● Brief:
Lines where the string "timestamp" appears are to be copied from the entries below.

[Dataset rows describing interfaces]
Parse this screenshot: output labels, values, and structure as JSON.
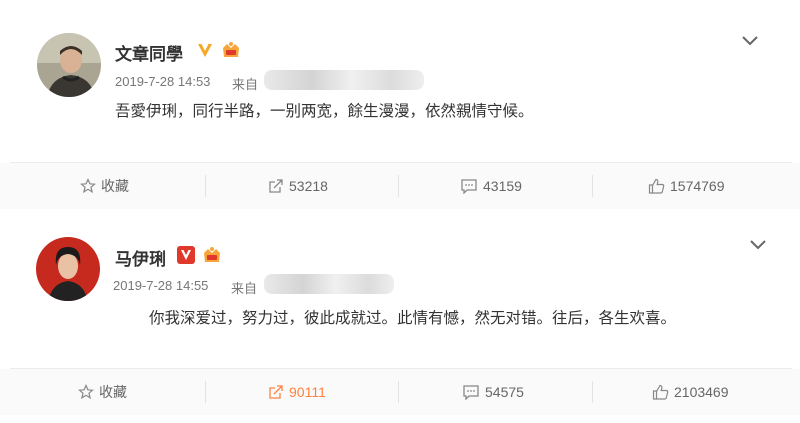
{
  "posts": [
    {
      "author": "文章同學",
      "timestamp": "2019-7-28 14:53",
      "source_prefix": "来自",
      "content": "吾愛伊琍，同行半路，一别两宽，餘生漫漫，依然親情守候。",
      "verified_badge": "gold-v",
      "actions": {
        "favorite": "收藏",
        "repost": "53218",
        "comment": "43159",
        "like": "1574769"
      }
    },
    {
      "author": "马伊琍",
      "timestamp": "2019-7-28 14:55",
      "source_prefix": "来自",
      "content": "你我深爱过，努力过，彼此成就过。此情有憾，然无对错。往后，各生欢喜。",
      "verified_badge": "red-v",
      "actions": {
        "favorite": "收藏",
        "repost": "90111",
        "comment": "54575",
        "like": "2103469"
      }
    }
  ],
  "colors": {
    "accent_orange": "#ff8140",
    "verified_gold": "#f5a623",
    "verified_red": "#e0392b"
  },
  "icons": [
    "chevron-down-icon",
    "verified-v-icon",
    "crown-badge-icon",
    "star-icon",
    "repost-icon",
    "comment-icon",
    "like-icon"
  ]
}
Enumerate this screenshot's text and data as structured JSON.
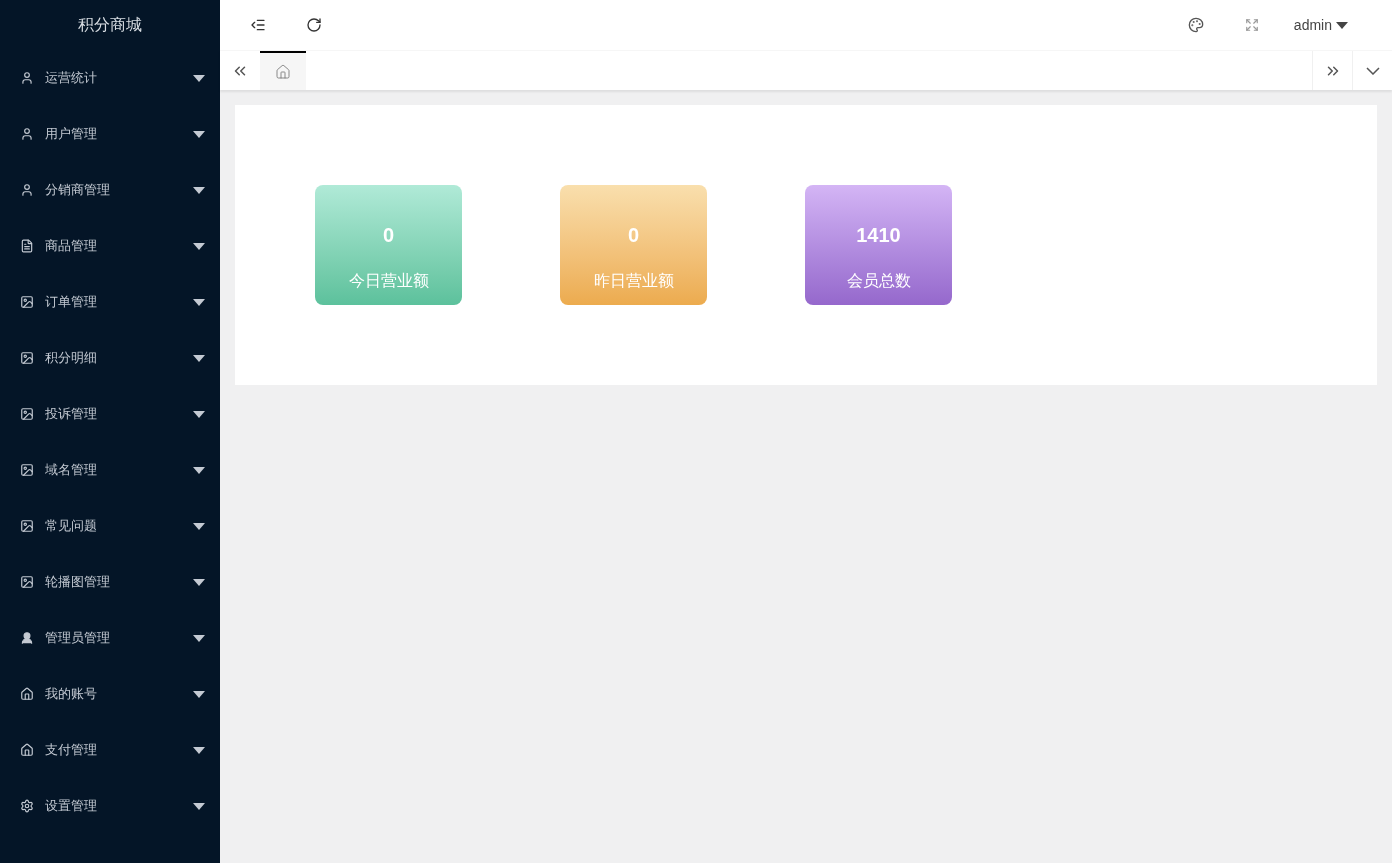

● Result for this exercise:
      "timestamp": "2019-7-28 14:53",
      "timestamp": "2019-7-28 14:55",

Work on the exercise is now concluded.